[Records from a collection]
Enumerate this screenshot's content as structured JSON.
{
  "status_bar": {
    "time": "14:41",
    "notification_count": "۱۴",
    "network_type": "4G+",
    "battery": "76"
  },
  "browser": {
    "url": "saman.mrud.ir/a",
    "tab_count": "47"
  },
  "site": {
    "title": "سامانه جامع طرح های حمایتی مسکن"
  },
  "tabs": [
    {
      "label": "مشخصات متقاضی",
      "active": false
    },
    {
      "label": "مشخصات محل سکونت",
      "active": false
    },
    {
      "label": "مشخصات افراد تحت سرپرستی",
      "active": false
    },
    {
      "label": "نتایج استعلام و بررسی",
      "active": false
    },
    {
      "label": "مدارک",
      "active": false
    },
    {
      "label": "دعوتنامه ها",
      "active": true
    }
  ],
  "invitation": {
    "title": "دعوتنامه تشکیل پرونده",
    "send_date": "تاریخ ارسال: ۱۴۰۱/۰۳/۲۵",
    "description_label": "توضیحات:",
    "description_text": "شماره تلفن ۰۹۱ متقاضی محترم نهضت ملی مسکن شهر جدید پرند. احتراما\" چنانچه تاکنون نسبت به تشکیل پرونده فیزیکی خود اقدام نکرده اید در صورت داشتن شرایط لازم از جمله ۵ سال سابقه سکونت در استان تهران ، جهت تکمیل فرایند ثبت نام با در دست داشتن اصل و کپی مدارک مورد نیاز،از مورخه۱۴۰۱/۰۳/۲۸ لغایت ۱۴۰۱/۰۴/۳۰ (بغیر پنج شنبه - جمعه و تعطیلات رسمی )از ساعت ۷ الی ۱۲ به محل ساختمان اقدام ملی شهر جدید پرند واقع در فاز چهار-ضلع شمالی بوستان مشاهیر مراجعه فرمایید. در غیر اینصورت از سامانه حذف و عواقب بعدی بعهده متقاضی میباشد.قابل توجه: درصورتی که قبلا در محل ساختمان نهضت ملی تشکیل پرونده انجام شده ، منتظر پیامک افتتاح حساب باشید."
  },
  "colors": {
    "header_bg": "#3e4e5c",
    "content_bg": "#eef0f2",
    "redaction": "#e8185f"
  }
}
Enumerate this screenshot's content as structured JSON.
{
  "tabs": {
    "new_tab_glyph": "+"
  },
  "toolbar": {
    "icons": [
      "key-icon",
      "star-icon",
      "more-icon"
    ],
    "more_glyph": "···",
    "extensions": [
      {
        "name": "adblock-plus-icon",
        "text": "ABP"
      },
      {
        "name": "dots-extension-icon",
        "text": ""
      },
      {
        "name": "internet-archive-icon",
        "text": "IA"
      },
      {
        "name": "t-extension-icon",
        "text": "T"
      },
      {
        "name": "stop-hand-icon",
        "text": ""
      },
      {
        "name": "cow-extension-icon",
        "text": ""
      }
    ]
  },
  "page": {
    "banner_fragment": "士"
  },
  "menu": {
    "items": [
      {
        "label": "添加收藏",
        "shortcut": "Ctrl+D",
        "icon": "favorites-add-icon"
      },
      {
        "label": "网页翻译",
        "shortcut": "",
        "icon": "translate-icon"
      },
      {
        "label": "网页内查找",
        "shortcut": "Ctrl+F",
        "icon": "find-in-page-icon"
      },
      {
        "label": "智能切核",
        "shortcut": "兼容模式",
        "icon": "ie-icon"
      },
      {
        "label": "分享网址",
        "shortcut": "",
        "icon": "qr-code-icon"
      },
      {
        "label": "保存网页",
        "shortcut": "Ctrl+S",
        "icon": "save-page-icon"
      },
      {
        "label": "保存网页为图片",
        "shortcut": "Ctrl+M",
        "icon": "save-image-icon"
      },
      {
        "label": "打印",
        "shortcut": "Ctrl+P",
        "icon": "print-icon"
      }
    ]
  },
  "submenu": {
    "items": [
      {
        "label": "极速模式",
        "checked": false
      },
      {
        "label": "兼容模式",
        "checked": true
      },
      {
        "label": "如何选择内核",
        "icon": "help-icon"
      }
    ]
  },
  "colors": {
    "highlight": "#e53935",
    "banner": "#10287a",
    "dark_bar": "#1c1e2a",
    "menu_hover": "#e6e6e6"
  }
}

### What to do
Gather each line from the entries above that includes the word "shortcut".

### Your solution
        "shortcut": "Ctrl+D",
        "shortcut": "",
        "shortcut": "Ctrl+F",
        "shortcut": "兼容模式",
        "shortcut": "",
        "shortcut": "Ctrl+S",
        "shortcut": "Ctrl+M",
        "shortcut": "Ctrl+P",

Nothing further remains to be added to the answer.